In the past year, in the UK and other European markets, costs have fallen significantly and rapidly, which put Europe's offshore wind industry on a trajectory of subsidy-free power generation within a matter of years.
Competitive auctions by governments have been crucial in galvanising the industry into aggressively reducing costs. Tender processes have adapted and changed as the industry has gained experience in developing and building projects.
According to WindEurope, for an offshore wind tender to be effective, it has to achieve competitive prices and high realisation rates. In addition, tenders should incentivise research and innovation efforts and allow for the development of cutting-edge wind technologies.
Triton Knoll is an 860 MW offshore wind farm project in UK waters in the latter stages of development, which secured Contract for Difference (CfD) subsidy support from the UK government in September 2017.
Preferred suppliers include MHI Vestas Offshore Wind, which plans to use 90 of its V164-9.5 MW turbines.
The award of the CfD has been attributed to a business case designed through collaboration with the supply chain to focus on cost reduction, low-cost generation, and UK content of at least 50% over the project’s lifetime.
MHI Vestas has been producing offshore wind turbine blades at its Isle of Wight factory for the past several years. According to Triton Knoll’s developer, Innogy, MHI Vestas' continued investment in the UK has been a key factor in its selection as a preferred supplier to the project.
Innogy has been involved in the development, construction and operation of offshore wind farms, from the industry’s inception, throughout Europe, from North Hoyle and Galloper in the UK to Nordsee One, off the German coast.
"In the last few years, the offshore wind sector has been consistently driving down costs, with the pace of cost-reduction not just continuing, but accelerating," says Jon Darling, senior project manager for Innogy at Triton Knoll.
During the latest CfD auction round, Innogy made the decision to bring its key contractors on board as an integral part of its team, adopting a bottom-up, supplier-led approach.
"The key to maximising value from our projects is in bringing the different experts in their respective fields together around a table at an early stage, and identifying new and innovative approaches," says Darling.
For example, the foundations at Triton Knoll will be supporting what are currently the largest turbines on the market. However, Innogy is working with its contractors to address foundation design and reduce the weight of monopiles by at least half compared to those used at existing offshore sites.
Innogy is also exploring a "dynamic" rating system to optimise the wind farm’s power export, achieving more megawatts through the network.
Using advances in power flow modelling, the company has reduced infrastructure at the project’s on- and offshore substations.
As experience of previous wind farm projects has accumulated, large developers with established track records in offshore wind farm development are opting for approaches where they contract and interface directly with suppliers, rather than paying a premium for engineering, procurement and construction (EPC) contractors to take on these risks.

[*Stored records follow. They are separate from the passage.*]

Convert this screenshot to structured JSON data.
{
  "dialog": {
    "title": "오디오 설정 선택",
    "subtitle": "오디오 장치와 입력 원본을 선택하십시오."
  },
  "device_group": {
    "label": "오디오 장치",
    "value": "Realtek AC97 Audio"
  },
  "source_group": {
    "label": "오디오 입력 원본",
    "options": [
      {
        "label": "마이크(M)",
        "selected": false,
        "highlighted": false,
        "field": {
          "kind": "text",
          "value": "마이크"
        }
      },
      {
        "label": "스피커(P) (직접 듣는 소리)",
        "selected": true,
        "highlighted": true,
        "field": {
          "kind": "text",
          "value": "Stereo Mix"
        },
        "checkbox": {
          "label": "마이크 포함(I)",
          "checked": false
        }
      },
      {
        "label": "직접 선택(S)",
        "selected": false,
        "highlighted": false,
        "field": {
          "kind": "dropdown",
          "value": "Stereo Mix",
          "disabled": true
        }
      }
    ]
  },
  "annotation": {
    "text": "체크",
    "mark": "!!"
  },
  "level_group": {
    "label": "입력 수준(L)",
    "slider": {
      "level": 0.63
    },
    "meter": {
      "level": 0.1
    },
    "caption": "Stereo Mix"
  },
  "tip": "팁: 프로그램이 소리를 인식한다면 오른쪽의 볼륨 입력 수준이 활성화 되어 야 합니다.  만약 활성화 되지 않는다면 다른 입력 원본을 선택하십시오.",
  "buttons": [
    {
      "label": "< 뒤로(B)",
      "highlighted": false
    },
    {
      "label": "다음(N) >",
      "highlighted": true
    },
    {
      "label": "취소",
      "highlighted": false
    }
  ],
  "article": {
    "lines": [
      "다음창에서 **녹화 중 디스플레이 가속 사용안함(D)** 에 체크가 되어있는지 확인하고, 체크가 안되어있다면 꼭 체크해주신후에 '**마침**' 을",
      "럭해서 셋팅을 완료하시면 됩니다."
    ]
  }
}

The result is leaner costs across all supply contracts. Innogy has been optimising its contracts between itself and suppliers for about two years, through reducing the number of interfaces and ensuring they sit with the appropriate parties.
Darling says: "We’re working much more collaboratively and closely with our contractors so that we can each identify and understand where project risks can best be managed, and, crucially, which party or contractor is the best placed to manage them."

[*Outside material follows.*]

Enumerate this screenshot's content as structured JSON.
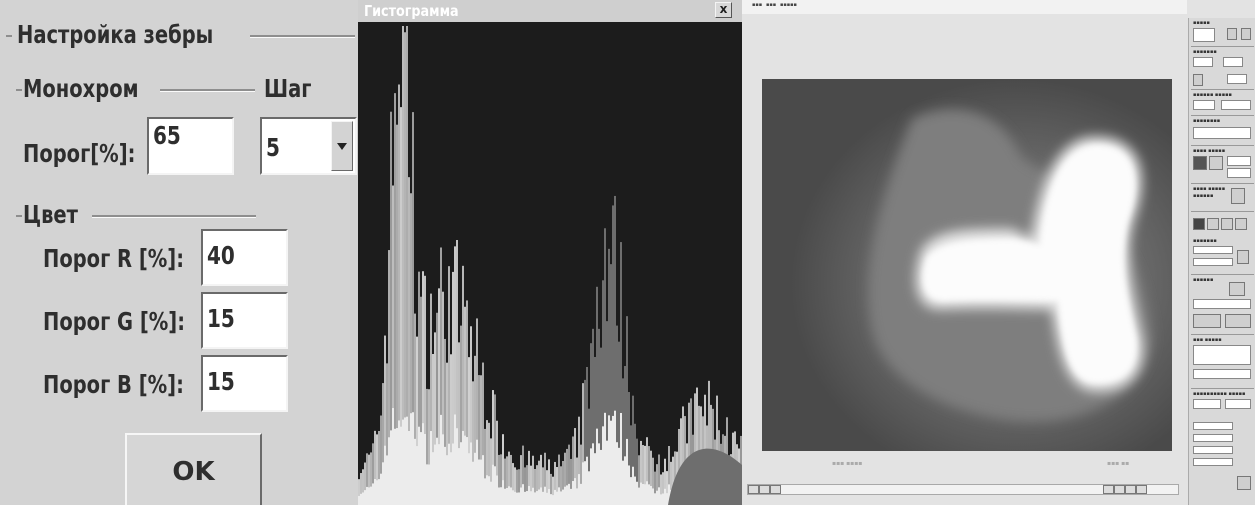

This approach shares out the responsibilities and gives a greater degree of ownership of delivery of the project as the best team for the specific job takes on that risk.
The reward of such an approach makes the project a much stronger proposition, with risk managed appropriately, and driven by an optimised contracting strategy and business case, according to Darling.